if your property is at the bottom of a slope or a low-lying basin you may
be at an increased risk of flooding.
River (fluvial) flooding
River flooding occurs when following a large or prolonged amount of rain
causing rivers to burst their banks. Flood Assist offer maps to check your risk of floods from rivers
Coastal and tidal flooding
Tidal Coastal flooding happens as a result of high tides coinciding with
stormy conditions which causes the sea and tidal water levels being raised
and breaching any costal defences. Flood Assist offer maps to check your risk of coastal flooding
Flooding occurs as a result of the water levels in the ground rising above
the surface, and typically occurs in low lying areas underlain by porous
rocks or where there is a general high-water table
Sewer flooding can happen as a result of sewers being overwhelmed as a
result of heavy rainfall or when sewers become blocked.

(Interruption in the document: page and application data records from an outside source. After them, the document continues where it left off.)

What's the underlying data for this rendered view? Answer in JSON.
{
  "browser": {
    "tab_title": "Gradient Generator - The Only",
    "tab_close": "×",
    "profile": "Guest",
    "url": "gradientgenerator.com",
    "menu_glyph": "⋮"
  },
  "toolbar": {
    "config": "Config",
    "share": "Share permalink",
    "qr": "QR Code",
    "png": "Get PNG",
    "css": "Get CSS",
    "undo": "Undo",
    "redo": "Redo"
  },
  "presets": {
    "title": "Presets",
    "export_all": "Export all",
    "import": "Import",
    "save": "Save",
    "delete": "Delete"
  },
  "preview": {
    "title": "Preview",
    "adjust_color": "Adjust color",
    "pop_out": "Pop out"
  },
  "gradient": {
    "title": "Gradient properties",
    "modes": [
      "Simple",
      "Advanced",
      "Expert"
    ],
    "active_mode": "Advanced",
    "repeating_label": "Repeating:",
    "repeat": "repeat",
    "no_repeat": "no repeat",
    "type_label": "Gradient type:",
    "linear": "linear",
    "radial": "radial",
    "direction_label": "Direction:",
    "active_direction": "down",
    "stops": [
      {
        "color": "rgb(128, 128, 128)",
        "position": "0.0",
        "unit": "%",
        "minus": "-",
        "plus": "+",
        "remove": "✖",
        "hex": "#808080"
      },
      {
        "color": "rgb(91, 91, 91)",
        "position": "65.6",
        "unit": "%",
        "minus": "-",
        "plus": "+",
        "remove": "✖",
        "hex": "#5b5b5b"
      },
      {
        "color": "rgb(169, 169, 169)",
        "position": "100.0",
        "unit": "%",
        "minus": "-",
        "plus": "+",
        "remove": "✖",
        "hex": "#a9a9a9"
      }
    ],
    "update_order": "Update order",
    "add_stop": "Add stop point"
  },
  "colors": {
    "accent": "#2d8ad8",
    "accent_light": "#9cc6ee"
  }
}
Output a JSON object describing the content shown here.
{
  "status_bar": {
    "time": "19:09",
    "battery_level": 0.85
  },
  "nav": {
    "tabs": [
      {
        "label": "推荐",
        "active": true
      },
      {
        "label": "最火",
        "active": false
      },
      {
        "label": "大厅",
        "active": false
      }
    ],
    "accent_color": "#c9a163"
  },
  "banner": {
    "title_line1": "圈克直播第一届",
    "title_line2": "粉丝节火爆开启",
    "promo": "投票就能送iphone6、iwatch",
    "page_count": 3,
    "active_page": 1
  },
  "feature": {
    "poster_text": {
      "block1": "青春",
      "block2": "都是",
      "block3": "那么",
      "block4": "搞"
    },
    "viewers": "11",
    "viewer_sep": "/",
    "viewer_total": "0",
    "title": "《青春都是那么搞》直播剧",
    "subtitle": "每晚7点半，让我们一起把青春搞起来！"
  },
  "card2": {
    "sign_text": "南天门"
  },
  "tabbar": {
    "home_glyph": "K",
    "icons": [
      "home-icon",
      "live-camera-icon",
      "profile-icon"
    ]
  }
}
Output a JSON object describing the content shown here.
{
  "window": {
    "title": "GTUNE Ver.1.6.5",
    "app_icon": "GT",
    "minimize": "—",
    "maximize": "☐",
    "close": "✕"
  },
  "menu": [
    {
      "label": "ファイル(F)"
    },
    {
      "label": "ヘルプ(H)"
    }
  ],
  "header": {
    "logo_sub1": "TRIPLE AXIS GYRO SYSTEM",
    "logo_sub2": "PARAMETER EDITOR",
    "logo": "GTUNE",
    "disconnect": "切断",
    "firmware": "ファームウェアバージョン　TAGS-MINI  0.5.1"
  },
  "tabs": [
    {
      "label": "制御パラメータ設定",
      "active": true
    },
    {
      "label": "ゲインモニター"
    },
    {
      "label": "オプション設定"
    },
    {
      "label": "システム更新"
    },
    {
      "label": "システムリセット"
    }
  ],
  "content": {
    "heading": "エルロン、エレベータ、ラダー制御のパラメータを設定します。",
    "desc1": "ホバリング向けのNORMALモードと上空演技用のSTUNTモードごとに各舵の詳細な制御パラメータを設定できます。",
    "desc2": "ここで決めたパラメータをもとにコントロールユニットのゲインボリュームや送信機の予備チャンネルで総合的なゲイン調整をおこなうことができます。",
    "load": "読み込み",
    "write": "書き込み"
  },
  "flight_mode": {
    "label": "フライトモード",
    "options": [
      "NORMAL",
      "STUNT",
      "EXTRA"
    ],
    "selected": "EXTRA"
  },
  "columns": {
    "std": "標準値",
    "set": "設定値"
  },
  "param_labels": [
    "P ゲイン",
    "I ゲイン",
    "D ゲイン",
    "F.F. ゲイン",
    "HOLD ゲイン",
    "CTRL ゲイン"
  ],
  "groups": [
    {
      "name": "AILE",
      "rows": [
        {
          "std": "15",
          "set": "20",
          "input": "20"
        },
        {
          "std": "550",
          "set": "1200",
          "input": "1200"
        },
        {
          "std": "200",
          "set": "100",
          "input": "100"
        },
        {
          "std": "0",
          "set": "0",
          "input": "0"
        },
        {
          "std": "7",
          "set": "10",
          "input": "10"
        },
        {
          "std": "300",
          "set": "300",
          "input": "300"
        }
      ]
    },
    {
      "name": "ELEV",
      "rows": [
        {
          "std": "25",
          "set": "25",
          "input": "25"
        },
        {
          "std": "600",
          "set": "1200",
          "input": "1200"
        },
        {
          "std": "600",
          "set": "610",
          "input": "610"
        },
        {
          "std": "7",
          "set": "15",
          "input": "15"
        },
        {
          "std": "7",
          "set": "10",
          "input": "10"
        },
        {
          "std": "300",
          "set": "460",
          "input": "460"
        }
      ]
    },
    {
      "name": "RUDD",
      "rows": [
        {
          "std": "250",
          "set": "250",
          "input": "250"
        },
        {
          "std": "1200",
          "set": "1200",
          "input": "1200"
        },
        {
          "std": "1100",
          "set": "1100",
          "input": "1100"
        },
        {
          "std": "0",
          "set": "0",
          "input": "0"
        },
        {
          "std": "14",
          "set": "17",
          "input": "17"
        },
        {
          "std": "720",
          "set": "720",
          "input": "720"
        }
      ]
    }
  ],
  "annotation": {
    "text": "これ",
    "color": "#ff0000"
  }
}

As a result, sewage
escapes either through a manhole or drain or back up through toilets, sinks
Burst water mains
Burst water mains can result in a significant amount of water flooding
streets and adjacent properties, although the depth of the water will be
low and the length of time flood water is likely to be in a property is
short the damage can be significant especially to properties that have a
basement or cellar.
Reservoir or dam failure
There are over 400 reservoirs and damns in England alone that are of a size
that means that they have to be registered with the Environment Agency
there are thousands that aren't. Although the risk of a dam or reservoir
failing are low the consequences of this could be devastating and would
likely effect a large area.
How can flood water enter my home?
It's a common misconception that if your home or business floods that water
will enter through doors and windows, the reality is that water can enter
your property in many different ways. If you are considering making your
home flood resilient then you will need to consider a range of products and
ways in which to do this.
Common ways in which water can enter your property are:
Doorways and windows and their seals
Airbricks and vents
Brickwork, external walls, cracks and pointing
Waste water pipes
Cable and pipework holes
Backflow from toilets, sinks and baths
Through the floor via rising groundwater
How can I find out if I am at risk of flooding?
It is easier to predict some types of flood risk than others, here at Flood
Assist Insurance we have developed Flood Maps using data from The
and Natural Resource Wales
to help you understand what
your flood risk is. Our UK flood maps will show you your risk of river and sea flooding